Jimmy John’s to pay $100,000 settlement, remove non-compete contractsBy Jean Lotus Staff reporter — December 9, 2016
The company franchising Jimmy John’s sandwich shops in Illinois will pay a $100,000 settlement and stop requiring non-compete agreements for low-wage sandwich makers and delivery drivers, Attorney General Lisa Madigan’s office announced Dec. 7.
Madigan’s office sued the fast-food companies Jimmy John’s Enterprises LLC and Jimmy John’s Franchise LLC in June, 2016 after investigating claims that Jimmy John’s required new employees to sign a contract that was “illegal and unenforceable under Illinois law.”
Around 300 of Champaign-based Jimmy John’s sandwich shops operate in Illinois, mostly under franchise licenses. Restaurant décor includes simple signs aimed at diners and workers, with entrepreneurial slogans such as “Life is not fair – Get used to it.”
“This settlement helps ensure Illinois’ workers have freedom to change jobs in order to seek better wages, further their careers and improve their lives,” Madigan said in a press release. “Workers in Jimmy John’s sandwich shops should know they are not subject to these unfair and unenforceable agreements.” The New York Attorney General made a similar settlement with the restaurant chain.
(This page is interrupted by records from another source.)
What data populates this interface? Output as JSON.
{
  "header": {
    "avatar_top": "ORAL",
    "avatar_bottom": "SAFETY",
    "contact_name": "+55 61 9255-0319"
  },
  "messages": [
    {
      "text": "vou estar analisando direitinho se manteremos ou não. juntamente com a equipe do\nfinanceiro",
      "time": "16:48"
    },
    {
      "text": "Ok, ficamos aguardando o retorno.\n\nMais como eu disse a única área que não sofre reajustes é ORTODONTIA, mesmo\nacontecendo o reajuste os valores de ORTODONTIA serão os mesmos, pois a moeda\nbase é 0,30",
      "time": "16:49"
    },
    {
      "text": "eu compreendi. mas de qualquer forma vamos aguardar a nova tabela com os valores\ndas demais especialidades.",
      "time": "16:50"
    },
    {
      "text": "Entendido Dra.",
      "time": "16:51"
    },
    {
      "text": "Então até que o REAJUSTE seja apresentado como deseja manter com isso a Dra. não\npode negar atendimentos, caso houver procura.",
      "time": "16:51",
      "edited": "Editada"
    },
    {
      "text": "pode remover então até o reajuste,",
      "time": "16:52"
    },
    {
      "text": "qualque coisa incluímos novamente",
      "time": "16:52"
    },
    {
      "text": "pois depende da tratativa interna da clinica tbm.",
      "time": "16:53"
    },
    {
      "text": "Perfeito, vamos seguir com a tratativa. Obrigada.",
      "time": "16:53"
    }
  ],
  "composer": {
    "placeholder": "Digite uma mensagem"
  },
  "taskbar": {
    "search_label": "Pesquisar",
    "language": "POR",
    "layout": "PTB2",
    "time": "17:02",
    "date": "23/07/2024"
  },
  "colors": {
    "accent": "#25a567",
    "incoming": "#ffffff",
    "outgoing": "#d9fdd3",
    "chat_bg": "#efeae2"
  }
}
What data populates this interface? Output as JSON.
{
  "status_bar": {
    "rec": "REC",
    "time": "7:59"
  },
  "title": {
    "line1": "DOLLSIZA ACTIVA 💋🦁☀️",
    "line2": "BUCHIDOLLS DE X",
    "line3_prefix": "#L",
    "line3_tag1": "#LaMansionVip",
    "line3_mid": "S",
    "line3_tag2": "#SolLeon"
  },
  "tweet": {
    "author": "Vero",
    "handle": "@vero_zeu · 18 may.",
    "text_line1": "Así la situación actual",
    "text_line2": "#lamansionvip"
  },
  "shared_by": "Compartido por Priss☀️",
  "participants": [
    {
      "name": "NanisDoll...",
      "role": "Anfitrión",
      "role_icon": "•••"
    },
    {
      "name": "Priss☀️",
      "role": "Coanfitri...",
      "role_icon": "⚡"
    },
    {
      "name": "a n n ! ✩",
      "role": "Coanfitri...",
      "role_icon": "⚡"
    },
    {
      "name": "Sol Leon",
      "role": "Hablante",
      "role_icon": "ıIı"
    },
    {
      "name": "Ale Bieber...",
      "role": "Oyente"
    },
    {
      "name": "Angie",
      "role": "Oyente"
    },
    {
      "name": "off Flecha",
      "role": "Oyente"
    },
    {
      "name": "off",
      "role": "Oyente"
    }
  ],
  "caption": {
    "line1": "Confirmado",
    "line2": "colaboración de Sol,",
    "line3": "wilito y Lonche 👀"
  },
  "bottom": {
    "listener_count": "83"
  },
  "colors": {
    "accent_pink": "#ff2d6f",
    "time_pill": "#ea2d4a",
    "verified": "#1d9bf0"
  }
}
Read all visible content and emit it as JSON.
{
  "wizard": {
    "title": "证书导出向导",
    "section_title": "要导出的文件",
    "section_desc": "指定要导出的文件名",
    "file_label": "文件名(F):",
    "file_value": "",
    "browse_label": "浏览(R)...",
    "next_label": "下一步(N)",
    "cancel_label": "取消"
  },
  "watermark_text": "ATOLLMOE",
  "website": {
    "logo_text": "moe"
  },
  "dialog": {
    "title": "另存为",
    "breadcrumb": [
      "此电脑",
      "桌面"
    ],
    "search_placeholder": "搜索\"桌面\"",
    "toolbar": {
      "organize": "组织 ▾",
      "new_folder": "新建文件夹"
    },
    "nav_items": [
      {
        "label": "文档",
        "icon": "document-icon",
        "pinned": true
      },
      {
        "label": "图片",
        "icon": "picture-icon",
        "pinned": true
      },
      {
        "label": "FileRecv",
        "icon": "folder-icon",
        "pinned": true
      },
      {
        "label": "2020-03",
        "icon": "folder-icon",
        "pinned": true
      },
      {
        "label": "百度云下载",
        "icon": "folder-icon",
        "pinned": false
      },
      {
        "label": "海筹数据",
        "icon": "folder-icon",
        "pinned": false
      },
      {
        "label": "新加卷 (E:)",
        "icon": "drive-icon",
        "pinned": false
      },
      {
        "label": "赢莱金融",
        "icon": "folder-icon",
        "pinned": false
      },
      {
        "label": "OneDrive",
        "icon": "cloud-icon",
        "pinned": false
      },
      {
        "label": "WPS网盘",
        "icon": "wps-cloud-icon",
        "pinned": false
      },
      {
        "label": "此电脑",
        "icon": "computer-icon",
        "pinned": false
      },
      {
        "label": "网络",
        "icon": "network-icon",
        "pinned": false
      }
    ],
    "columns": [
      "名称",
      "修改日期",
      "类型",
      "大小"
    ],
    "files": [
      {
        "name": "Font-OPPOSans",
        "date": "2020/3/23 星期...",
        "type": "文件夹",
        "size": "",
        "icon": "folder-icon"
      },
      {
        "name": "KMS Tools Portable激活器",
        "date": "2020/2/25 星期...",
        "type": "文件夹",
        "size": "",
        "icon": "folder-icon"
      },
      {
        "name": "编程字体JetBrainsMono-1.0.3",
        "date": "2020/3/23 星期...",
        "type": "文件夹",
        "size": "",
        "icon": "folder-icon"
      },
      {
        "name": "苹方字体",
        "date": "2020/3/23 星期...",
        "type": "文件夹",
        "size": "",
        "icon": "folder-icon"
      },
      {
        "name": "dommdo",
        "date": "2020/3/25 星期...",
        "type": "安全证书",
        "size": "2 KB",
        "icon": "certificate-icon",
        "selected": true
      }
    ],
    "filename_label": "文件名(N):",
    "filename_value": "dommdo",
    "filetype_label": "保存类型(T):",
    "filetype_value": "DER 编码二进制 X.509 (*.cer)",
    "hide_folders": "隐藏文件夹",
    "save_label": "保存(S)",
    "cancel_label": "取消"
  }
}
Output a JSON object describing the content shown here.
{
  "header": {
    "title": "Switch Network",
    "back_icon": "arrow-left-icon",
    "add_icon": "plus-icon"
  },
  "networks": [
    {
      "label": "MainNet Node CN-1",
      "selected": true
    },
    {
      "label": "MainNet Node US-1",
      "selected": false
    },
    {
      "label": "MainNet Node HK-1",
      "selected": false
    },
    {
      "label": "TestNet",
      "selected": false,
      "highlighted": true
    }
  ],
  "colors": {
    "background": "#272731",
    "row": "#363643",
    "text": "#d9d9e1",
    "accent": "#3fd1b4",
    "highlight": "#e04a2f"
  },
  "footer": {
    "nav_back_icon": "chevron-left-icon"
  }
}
The Jimmy John’s “Employee Confidentially and Noncompetition Agreement” — leaked online in 2014 — required employees at any level to agree not to work for two years for any business that sold “any submarine, hero-type, deli-style, pita and/or wrapped or rolled sandwiches” within three miles of a Jimmy Johns location.
Employees who signed also agreed to tell their manager of any job offers from a competitor and pay any legal fees to enforce the flawed contract. The company later amended the contract to apply to any business within two miles of a Jimmy John’s.
When the restrictions were made public, critics noted if the restrictions were upheld by a judge, “blackout areas” around 6,000 restaurants where employees couldn’t work would include all major metropolitan cities and force sandwich-makers to look for work on the “edges of college towns.”
But Illinois has strict restrictions on when non-compete clauses are enforceable.
“Non-compete agreements must be premised on a legitimate business interest and narrowly tailored in terms of time, activity and place,” a statement from Madigan’s office said.
Around 25 million, or 1-in-6 U.S. workers without a college degree are impacted by non-compete clauses, according to 2015 White House and U.S. Treasury reports. Non-compete clauses are an impediment to free movement of workers and trade, the White House report contends. Non-compete agreements are unfair to low-level workers who do not have access to “trade secrets” and for whom the company has not invested costly training, the report said.
“Workers are asked to sign a non-compete only after accepting a job offer, when they have already declined other offers and thus have less leverage to bargain,” the White House study said.
Starting Jan. 1, 2017, The Illinois Freedom to Work will prohibit non-compete agreements for employees who earn less than $13 an hour.
Jimmy John’s had no response to the settlement, but when the lawsuit was filed in June, a company statement said that the company “made clear to the Attorney General that we would never enforce a non-compete agreement against any hourly employee that might have signed one.” The company said it failed to remove it from franchise hiring packets due to “administrative error.”
But Madigan’s suit said the company never informed present or former employees the contract was invalid. That’s one of the agreements in the settlement, along with notifying all franchisees that the “non-competes” are invalid.
The $100,000 fine will go to “education efforts” from the AG’s office to “raise public awareness regarding the legal standards for enforceability of non-compete
agreements and promote employer best practices.”
Jimmy John’s national sandwich empire generates around $8 million a year. Hourly wages of an entry level Jimmy John’s “crew member” add up to about $14,500 per year, according to the Indeed.com employment website.
The company’s big-game-hunting CEO, James John Liautaud, has been a generous donor Illinois Republicans and Chicago Mayor Rahm Emanuel, giving more than $310,000 in the last 10 years in his own name. In 2011 and again in 2013, Crain’s Chicago Business reported Liautaud threatened to pack up his headquarters and leave Illinois for a more business-friendly state, like Florida. But the company’s headquarters remains in Illinois.
— Jimmy John’s to pay $100,000 settlement, remove non-compete contracts —